|Another glorious sunrise!|
We took Burrows Trail, and with barely four hours of choppy sleep during the long ride to the trailhead, we tiredly began up the trail through the dark forest. Stars were clearly visible, and the trail was wide and easy to follow. Spikes came in handy, snowshoes were unnecessary.
Once the incline hit, it got tough, mostly because of my tired state. We met with the Long Trail at the old hut clearing and hastily found ourselves at the summit. We made perfect timing, as five minutes later, the sun began to rise.
|The sun just starting to rise. The Worcester Range can be seen to the left.|
|The sun illuminating the snow.|
The softness of the sunlight swept across the snow drifts along the summit, turning the snow into a gentle orange tone. Ice caked every rock above treeline, and the wind howled all along the western side of the mountain. Even with all the beautiful sites, it was hard not to look toward the sun, as it rose slowly above the many peaks of Groton State Forest.
|The peaks of Groton State Forest perfectly framing the sun.|
|The sunlight shining along the ice-glazed rocks.|
Looking north we could see Mt.Mansfield beautifully snow-capped, along with Bolton Mountain, Spruce Peak, Madonna Peak, Mt.Sterling, and the Worcester Range, which is home to Mt.Hunger and White Rocks Mountain, also covered in snow.
|Mt.Mansfield (back) and Bolton Mountain (front).|
We stood watching the sun for several minutes. After a while, we decided to go momentarily to the southern side of the peak, where we achieved a view of Mt.Abraham, Mt.Ellen, Ethan Allen Mountain, Burnt Rock Mountain, and the distant peaks of Mt.Killington. The breeze began to pick up, making it an appropriate time to began our descent.
|Looking back from the summit to Mt.Mansfield.|
|Ethan Allen Mountain in the foreground, with Mt.Abraham and Mt.Ellen visible.|
Before entering the trees, we were able to get a few more glimpses over to Mt.Mansfield and some of the Adirondack high peaks over Lake Champlain. Giant Mountain and Rocky Peak Ridge were clearly visible, with Mt.Whiteface and Esther Mountain visible to the north.
|Through the trees:Giant Mountain and Rocky Peak Ridge framing Mt.Marcy.|
|Mt.Mansfield stands majestically to the north.|
The forest was now well lit, and others started making their way up the trail in hopes of reaching the summit. There was even a back-country skier who was clearly having a good time. Overall, the descent was smooth an easy, as it should be, and we enjoyed numerous views through the trees up to Camel's Hump.

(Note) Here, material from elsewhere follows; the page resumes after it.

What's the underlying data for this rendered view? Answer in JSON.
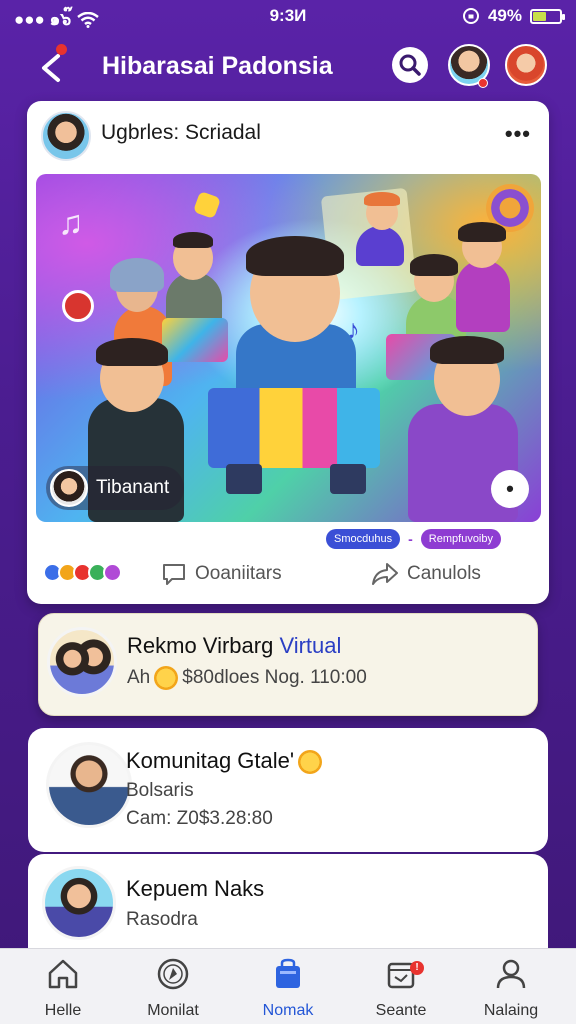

|An ordinary section of the trail.|
On the drive back, we encountered an abandoned house on Camels Hump Road. Two abandoned cars sat sadly in front of the dilapidated house. Most of the house's windows were shattered, and the doors were aged far beyond use. One section of the roof collapsed, exposing the weak skeleton of the house, and a chimney that hasn't been used for several years.
|The primary part of the house is well put together.|
|The front of the house hosts a rusted car.|
|A closer look at the mess.|
|If you happen to know what kind of cars these are, please comment below.|
Camel's Hump is a pleasure to climb any time of the year. The views were just incredible, by far one of the best sunrises I've witnessed. With all the other snow-capped peaks in the distance, the mountain gives me a true mountain experience, even without going through all the ups and downs of maneuvering over rocks and roots, Camel's Hump manages to deliver a real hiking experience in the dead of winter.